Her debut book How To Leave Your Psychopath, about coercive control and abusive relationships, was published last year, and next year her first fiction book, Red Flags, will be released.

Also paying tribute was children’s author Giles Paley-Phillips, who described her as a “truly wonderful, inspiring human being, and cherished friend”.

An ambassador for Women’s Aid, the charity’s chief executive Farah Nazeer, said it was “devastated” by the star’s death.

Ms Nazeer said: “Maddy worked closely with us as she wrote her book about unhealthy relationships, and her passion was to raise awareness of abuse amongst younger people, which she did by working with us on our Love Respect website and through her comedy and writing.

“Maddy was a creative, caring and determined woman, who gave her time freely to support us at Women’s Aid.

“She wanted to help so that other young women would not experience controlling relationships, and in her memory we will strive to continue this important work.
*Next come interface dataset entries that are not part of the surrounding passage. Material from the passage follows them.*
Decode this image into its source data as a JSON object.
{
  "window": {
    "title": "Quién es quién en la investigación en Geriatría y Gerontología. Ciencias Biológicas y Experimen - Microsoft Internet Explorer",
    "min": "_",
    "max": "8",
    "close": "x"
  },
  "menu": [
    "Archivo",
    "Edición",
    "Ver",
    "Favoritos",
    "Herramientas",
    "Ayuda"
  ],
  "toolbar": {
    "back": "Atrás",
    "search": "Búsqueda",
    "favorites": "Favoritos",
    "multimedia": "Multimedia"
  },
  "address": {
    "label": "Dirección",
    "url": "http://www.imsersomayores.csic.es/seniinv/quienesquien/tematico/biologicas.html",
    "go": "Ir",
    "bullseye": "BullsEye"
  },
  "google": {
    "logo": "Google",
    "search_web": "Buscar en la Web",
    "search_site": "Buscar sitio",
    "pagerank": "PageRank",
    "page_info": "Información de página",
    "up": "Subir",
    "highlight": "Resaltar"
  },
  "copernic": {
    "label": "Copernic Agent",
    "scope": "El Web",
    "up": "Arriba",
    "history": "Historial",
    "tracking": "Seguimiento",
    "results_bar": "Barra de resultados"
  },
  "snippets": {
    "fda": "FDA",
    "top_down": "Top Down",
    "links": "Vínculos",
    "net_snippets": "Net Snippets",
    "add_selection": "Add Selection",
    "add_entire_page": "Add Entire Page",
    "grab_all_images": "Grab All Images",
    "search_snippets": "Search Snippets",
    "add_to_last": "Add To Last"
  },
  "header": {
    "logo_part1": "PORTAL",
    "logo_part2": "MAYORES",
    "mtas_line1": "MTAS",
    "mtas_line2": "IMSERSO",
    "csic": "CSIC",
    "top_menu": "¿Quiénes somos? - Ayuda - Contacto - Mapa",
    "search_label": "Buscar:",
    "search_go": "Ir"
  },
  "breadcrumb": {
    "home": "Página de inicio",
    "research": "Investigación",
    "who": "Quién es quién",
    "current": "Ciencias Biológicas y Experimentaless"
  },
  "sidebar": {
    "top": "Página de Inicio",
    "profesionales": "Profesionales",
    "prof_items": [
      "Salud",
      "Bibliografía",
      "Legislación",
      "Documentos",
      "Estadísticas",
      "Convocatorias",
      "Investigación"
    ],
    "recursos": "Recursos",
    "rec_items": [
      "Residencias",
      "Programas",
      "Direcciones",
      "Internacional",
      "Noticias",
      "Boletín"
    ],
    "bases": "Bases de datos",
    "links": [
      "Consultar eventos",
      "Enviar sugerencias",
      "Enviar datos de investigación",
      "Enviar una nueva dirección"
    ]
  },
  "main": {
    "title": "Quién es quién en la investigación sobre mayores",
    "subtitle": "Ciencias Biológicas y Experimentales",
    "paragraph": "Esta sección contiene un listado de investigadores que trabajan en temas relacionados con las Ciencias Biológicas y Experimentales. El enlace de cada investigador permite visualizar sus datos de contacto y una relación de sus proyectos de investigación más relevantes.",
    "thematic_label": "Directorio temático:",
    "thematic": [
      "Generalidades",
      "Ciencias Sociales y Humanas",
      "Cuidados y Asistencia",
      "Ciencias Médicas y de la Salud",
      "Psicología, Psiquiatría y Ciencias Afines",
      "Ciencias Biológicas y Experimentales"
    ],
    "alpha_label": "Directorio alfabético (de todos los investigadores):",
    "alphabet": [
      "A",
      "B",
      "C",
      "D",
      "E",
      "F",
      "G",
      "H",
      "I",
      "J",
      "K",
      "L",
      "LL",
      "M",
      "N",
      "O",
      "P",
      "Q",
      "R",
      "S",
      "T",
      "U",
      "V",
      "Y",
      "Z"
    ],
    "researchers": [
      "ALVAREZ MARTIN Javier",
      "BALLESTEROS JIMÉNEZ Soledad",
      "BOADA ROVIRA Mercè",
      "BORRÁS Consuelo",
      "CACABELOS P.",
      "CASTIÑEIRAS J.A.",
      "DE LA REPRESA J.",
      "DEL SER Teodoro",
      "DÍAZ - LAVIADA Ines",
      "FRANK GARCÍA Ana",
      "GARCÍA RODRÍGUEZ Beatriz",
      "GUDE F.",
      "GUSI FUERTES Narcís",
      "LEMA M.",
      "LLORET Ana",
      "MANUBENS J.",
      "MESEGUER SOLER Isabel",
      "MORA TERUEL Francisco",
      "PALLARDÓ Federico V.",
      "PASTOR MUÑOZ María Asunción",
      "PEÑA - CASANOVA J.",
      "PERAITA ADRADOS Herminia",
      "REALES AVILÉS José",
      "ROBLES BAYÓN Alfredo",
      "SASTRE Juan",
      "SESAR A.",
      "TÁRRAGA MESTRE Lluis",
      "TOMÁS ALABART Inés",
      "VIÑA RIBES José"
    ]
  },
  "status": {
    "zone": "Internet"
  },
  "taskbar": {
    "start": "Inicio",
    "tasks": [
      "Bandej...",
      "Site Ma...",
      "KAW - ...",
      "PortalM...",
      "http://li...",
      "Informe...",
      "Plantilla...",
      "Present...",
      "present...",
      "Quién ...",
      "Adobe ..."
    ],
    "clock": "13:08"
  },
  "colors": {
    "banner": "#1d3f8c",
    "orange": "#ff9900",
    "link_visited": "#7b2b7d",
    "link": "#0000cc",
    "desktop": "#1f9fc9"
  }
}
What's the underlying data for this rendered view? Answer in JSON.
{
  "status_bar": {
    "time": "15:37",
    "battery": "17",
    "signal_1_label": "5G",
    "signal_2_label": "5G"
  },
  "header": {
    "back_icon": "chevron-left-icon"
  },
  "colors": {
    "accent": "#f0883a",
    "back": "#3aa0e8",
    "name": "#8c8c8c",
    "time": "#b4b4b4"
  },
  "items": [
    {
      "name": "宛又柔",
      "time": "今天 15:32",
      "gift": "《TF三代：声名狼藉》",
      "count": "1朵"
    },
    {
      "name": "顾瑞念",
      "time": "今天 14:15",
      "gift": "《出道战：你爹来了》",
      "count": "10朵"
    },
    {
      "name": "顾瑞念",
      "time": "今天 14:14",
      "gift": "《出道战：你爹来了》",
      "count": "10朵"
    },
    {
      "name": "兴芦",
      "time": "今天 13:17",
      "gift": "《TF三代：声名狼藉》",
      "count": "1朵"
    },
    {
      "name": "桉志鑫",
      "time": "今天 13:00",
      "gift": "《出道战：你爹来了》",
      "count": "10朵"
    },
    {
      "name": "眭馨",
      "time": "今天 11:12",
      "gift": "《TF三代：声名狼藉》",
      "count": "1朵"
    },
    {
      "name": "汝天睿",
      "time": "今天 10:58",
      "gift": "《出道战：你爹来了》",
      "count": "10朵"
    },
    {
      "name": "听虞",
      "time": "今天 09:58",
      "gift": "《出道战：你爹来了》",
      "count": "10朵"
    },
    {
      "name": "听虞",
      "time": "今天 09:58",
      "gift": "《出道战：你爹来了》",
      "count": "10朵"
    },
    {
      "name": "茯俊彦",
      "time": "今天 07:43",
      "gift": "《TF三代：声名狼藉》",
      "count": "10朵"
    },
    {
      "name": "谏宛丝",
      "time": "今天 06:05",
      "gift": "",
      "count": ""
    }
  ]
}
“Today our thoughts are with Maddy’s family, her husband Ben, and her one-year-old daughter Opal.”